[[ Entries shown open ]]

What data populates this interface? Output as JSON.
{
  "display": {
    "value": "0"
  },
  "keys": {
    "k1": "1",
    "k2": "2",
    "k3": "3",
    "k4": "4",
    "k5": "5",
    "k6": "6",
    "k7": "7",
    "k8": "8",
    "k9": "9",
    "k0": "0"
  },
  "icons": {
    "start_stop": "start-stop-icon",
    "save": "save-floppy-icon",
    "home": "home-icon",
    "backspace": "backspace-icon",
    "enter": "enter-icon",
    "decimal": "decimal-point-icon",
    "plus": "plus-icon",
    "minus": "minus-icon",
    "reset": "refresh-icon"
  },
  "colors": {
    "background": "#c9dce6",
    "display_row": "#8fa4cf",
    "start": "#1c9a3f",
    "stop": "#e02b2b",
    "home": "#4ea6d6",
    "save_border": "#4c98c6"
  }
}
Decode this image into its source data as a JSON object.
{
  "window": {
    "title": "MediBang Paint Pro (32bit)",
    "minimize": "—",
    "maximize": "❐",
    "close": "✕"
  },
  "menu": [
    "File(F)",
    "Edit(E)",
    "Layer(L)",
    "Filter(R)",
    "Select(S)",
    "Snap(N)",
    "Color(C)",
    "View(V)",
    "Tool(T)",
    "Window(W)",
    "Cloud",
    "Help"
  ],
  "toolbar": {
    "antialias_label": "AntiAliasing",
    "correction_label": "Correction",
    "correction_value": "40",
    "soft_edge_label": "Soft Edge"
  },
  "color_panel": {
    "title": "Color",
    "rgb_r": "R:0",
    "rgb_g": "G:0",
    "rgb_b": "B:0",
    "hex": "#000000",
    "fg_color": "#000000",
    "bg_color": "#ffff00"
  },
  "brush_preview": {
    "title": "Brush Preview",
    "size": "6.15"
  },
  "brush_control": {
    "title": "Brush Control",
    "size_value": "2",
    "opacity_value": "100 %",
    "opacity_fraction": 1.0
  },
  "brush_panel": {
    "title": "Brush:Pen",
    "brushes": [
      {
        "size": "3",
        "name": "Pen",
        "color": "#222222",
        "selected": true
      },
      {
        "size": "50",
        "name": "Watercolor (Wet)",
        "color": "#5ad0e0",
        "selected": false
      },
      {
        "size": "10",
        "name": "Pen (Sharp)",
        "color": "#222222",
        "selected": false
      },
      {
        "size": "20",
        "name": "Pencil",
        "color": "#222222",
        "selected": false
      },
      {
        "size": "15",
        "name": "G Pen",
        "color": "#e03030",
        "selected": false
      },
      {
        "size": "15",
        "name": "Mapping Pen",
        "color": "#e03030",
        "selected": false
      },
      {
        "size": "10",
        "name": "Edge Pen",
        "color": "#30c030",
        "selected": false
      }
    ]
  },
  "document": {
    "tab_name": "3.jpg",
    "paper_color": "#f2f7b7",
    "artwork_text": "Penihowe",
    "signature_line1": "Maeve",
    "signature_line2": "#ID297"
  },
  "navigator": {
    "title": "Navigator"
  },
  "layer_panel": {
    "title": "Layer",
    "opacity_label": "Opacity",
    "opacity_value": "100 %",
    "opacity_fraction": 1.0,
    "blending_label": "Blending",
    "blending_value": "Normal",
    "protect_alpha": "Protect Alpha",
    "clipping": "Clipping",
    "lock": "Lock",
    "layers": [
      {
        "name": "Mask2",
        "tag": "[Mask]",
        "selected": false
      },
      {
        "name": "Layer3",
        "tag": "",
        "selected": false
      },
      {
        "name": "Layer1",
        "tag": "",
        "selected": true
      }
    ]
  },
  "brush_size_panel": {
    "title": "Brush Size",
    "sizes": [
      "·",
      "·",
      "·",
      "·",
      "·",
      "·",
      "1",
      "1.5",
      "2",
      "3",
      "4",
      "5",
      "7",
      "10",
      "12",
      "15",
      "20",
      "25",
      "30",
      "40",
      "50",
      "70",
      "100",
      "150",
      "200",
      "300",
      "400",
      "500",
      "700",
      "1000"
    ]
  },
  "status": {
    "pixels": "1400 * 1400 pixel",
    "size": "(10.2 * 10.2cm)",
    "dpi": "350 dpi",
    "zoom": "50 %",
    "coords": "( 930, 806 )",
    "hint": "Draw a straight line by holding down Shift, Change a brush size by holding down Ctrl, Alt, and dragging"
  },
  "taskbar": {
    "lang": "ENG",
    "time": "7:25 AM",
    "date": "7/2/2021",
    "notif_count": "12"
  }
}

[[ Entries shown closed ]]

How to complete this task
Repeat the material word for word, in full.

Response to this exercise
What data populates this interface? Output as JSON.
{
  "display": {
    "value": "0"
  },
  "keys": {
    "k1": "1",
    "k2": "2",
    "k3": "3",
    "k4": "4",
    "k5": "5",
    "k6": "6",
    "k7": "7",
    "k8": "8",
    "k9": "9",
    "k0": "0"
  },
  "icons": {
    "start_stop": "start-stop-icon",
    "save": "save-floppy-icon",
    "home": "home-icon",
    "backspace": "backspace-icon",
    "enter": "enter-icon",
    "decimal": "decimal-point-icon",
    "plus": "plus-icon",
    "minus": "minus-icon",
    "reset": "refresh-icon"
  },
  "colors": {
    "background": "#c9dce6",
    "display_row": "#8fa4cf",
    "start": "#1c9a3f",
    "stop": "#e02b2b",
    "home": "#4ea6d6",
    "save_border": "#4c98c6"
  }
}
Decode this image into its source data as a JSON object.
{
  "window": {
    "title": "MediBang Paint Pro (32bit)",
    "minimize": "—",
    "maximize": "❐",
    "close": "✕"
  },
  "menu": [
    "File(F)",
    "Edit(E)",
    "Layer(L)",
    "Filter(R)",
    "Select(S)",
    "Snap(N)",
    "Color(C)",
    "View(V)",
    "Tool(T)",
    "Window(W)",
    "Cloud",
    "Help"
  ],
  "toolbar": {
    "antialias_label": "AntiAliasing",
    "correction_label": "Correction",
    "correction_value": "40",
    "soft_edge_label": "Soft Edge"
  },
  "color_panel": {
    "title": "Color",
    "rgb_r": "R:0",
    "rgb_g": "G:0",
    "rgb_b": "B:0",
    "hex": "#000000",
    "fg_color": "#000000",
    "bg_color": "#ffff00"
  },
  "brush_preview": {
    "title": "Brush Preview",
    "size": "6.15"
  },
  "brush_control": {
    "title": "Brush Control",
    "size_value": "2",
    "opacity_value": "100 %",
    "opacity_fraction": 1.0
  },
  "brush_panel": {
    "title": "Brush:Pen",
    "brushes": [
      {
        "size": "3",
        "name": "Pen",
        "color": "#222222",
        "selected": true
      },
      {
        "size": "50",
        "name": "Watercolor (Wet)",
        "color": "#5ad0e0",
        "selected": false
      },
      {
        "size": "10",
        "name": "Pen (Sharp)",
        "color": "#222222",
        "selected": false
      },
      {
        "size": "20",
        "name": "Pencil",
        "color": "#222222",
        "selected": false
      },
      {
        "size": "15",
        "name": "G Pen",
        "color": "#e03030",
        "selected": false
      },
      {
        "size": "15",
        "name": "Mapping Pen",
        "color": "#e03030",
        "selected": false
      },
      {
        "size": "10",
        "name": "Edge Pen",
        "color": "#30c030",
        "selected": false
      }
    ]
  },
  "document": {
    "tab_name": "3.jpg",
    "paper_color": "#f2f7b7",
    "artwork_text": "Penihowe",
    "signature_line1": "Maeve",
    "signature_line2": "#ID297"
  },
  "navigator": {
    "title": "Navigator"
  },
  "layer_panel": {
    "title": "Layer",
    "opacity_label": "Opacity",
    "opacity_value": "100 %",
    "opacity_fraction": 1.0,
    "blending_label": "Blending",
    "blending_value": "Normal",
    "protect_alpha": "Protect Alpha",
    "clipping": "Clipping",
    "lock": "Lock",
    "layers": [
      {
        "name": "Mask2",
        "tag": "[Mask]",
        "selected": false
      },
      {
        "name": "Layer3",
        "tag": "",
        "selected": false
      },
      {
        "name": "Layer1",
        "tag": "",
        "selected": true
      }
    ]
  },
  "brush_size_panel": {
    "title": "Brush Size",
    "sizes": [
      "·",
      "·",
      "·",
      "·",
      "·",
      "·",
      "1",
      "1.5",
      "2",
      "3",
      "4",
      "5",
      "7",
      "10",
      "12",
      "15",
      "20",
      "25",
      "30",
      "40",
      "50",
      "70",
      "100",
      "150",
      "200",
      "300",
      "400",
      "500",
      "700",
      "1000"
    ]
  },
  "status": {
    "pixels": "1400 * 1400 pixel",
    "size": "(10.2 * 10.2cm)",
    "dpi": "350 dpi",
    "zoom": "50 %",
    "coords": "( 930, 806 )",
    "hint": "Draw a straight line by holding down Shift, Change a brush size by holding down Ctrl, Alt, and dragging"
  },
  "taskbar": {
    "lang": "ENG",
    "time": "7:25 AM",
    "date": "7/2/2021",
    "notif_count": "12"
  }
}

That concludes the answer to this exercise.